Philippines Central Conference

The central conference of the Philippines today is comprised of three episcopal areas covering different parts of a country with more than 7,000 islands and 50 language groups.

In 1899, the Methodist Episcopal Church began its mission in the Philippines as an outpost of the Malaysia Annual Conference. In 1905, the work developed into the Philippine Islands Mission Conference and continued as a part of the central conference of Southern Asia with seven annual conferences in India, one in Malaysia, and one in the Philippines. Many Filipino leaders perceived the annual conference status as a form of annexation by U.S. leaders. In 1908-09, a first schism occurred and a minority group created the Iglesia Evangelica Metodista en las Islas Filipinas (IEMELIF).

In 1912, one of the bishops of the Methodist Episcopal Church for Southern Asia took residence in the Philippines, but this practice did not last for long. In 1933, a second schism occurred around judicial matters and a large minority group created the independent Philippine Methodist Church which became a founding member of the Evangelical Church in the Philippines in 1943.

The United Brethren began a mission in the Philippines in 1901 in cooperation with Presbyterians and Methodists in the Evangelical Union of the Philippine Islands, a federation joined by other denominations which agreed on the division of provinces. In 1929, the United Brethren joined the indigenous United Evangelical Church, which became part of the Evangelical Church in 1943 (1984: United Church of Christ in the Philippines).

In 1940, the first session of the Philippines Central Conference of the Methodist Church was held. Under strong pressure from the Japanese occupation, the central conference elected the first indigenous bishop in 1944. In the 1950s, the Methodist Church expanded its mission to Mindanao and other islands of the country.
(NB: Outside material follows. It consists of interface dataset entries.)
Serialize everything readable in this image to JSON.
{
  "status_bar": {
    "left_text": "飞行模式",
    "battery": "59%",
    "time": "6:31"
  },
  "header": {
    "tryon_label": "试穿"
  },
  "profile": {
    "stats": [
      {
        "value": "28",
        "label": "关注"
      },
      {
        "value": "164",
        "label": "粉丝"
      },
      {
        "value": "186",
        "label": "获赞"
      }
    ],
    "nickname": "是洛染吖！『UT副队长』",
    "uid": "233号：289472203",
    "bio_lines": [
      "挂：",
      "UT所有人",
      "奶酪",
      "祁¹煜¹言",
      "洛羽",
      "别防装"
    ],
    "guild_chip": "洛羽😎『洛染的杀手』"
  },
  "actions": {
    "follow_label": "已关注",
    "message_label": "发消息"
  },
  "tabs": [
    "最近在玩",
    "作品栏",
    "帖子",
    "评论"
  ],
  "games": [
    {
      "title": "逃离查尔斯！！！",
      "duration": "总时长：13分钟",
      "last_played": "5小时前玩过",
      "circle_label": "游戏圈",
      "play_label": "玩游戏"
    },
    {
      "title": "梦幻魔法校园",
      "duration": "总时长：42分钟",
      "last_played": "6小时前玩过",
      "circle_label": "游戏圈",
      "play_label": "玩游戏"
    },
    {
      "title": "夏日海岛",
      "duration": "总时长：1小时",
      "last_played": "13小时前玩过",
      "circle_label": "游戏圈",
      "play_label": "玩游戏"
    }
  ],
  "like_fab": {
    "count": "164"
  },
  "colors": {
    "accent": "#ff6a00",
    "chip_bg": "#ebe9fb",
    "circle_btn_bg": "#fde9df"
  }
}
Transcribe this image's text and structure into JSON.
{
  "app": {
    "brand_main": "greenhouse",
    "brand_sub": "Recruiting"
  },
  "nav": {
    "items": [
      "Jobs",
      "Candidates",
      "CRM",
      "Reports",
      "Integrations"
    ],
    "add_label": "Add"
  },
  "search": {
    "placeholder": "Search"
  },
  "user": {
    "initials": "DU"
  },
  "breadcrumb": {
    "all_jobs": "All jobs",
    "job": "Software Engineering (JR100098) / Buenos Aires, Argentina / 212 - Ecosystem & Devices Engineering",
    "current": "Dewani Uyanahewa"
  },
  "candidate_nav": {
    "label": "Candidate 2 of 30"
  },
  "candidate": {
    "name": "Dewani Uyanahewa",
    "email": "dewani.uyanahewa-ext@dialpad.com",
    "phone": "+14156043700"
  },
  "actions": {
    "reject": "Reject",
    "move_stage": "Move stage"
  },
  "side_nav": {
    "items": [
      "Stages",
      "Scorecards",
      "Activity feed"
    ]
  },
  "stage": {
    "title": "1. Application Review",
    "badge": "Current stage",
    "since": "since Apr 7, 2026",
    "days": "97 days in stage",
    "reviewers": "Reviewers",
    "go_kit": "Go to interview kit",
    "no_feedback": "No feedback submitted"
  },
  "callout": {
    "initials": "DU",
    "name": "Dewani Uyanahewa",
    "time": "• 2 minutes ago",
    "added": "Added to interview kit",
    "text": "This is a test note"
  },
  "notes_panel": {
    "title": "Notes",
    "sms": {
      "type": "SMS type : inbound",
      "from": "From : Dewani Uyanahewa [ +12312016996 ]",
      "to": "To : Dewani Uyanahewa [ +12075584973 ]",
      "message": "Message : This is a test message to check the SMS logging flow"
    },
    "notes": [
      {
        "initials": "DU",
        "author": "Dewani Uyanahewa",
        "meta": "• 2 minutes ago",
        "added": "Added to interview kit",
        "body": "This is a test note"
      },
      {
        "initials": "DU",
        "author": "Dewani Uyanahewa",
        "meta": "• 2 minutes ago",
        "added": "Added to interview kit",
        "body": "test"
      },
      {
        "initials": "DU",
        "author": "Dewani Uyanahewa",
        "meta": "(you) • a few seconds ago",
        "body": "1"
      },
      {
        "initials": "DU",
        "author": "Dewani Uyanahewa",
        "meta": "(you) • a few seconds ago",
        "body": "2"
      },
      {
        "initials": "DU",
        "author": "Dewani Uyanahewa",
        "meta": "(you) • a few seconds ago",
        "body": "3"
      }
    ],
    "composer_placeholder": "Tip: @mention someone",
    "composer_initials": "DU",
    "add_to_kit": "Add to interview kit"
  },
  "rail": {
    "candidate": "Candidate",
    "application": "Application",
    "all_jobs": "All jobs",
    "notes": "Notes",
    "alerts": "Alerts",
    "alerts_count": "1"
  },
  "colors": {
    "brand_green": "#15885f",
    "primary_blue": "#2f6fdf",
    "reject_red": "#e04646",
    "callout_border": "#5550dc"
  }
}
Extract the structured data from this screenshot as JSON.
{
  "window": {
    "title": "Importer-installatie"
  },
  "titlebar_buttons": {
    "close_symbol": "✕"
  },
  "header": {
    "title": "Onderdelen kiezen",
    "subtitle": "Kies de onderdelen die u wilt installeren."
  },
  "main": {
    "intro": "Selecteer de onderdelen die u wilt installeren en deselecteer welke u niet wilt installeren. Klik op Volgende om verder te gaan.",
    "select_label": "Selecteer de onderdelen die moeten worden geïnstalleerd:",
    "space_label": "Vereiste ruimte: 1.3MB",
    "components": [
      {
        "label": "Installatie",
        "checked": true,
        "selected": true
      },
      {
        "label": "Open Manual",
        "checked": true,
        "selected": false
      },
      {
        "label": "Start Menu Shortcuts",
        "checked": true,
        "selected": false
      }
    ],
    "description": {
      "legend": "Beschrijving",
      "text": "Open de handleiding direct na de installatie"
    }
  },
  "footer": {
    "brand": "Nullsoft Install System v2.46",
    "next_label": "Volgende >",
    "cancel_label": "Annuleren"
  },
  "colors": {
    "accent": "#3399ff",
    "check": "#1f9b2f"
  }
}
With the growth of the church, the 1960 General Conference authorized the election of a second bishop.

After 1968, debate continued in The United Methodist Church in the Philippines on choosing to become an autonomous church, an affiliated autonomous church or remaining within The United Methodist Church. This debate was heightened by the fact that all other Methodist churches in Asia had chosen autonomy and The United Methodist Church was still perceived as a U.S.-dominated church.

Source: History of The United Methodist Church in Asia. The United Methodist Church. (2019, September 27).